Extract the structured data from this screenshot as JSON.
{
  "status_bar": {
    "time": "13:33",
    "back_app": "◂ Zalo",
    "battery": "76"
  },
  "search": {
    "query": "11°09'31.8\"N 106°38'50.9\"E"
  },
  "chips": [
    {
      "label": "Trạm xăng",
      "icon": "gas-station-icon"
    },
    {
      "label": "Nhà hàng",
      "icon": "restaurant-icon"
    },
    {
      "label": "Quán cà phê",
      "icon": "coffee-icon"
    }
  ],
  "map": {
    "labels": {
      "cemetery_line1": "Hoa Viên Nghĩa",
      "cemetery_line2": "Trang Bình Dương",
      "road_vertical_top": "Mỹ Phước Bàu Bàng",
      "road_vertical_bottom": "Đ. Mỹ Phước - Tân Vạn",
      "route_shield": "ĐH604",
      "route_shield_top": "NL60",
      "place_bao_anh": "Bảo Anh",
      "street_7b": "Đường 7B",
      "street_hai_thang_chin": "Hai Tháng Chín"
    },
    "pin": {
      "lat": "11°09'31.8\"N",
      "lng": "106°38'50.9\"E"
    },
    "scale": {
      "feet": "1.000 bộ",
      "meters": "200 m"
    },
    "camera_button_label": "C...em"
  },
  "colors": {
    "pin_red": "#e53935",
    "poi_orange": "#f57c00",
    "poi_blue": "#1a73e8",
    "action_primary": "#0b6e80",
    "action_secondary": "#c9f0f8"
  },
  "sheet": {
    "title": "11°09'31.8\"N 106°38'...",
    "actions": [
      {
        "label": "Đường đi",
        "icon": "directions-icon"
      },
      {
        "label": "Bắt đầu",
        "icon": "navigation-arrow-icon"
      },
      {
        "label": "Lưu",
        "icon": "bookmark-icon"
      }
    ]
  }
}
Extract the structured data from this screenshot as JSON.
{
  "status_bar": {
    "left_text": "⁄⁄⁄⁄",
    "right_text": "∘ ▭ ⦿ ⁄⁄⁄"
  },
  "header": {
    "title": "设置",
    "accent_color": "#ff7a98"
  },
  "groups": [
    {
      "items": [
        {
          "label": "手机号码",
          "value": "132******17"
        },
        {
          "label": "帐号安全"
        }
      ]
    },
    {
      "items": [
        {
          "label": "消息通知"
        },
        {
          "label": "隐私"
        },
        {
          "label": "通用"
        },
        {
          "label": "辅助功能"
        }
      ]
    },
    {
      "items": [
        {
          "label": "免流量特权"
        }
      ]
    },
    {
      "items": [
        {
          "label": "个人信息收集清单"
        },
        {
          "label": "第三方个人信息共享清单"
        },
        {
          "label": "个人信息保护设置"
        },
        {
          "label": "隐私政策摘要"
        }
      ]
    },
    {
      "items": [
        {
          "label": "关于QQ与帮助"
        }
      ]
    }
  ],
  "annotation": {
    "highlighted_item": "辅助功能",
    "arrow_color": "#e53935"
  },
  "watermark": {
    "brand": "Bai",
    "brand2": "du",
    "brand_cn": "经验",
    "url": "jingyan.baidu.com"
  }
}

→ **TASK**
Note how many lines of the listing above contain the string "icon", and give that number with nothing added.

→ **RESULT OF THIS TASK**
6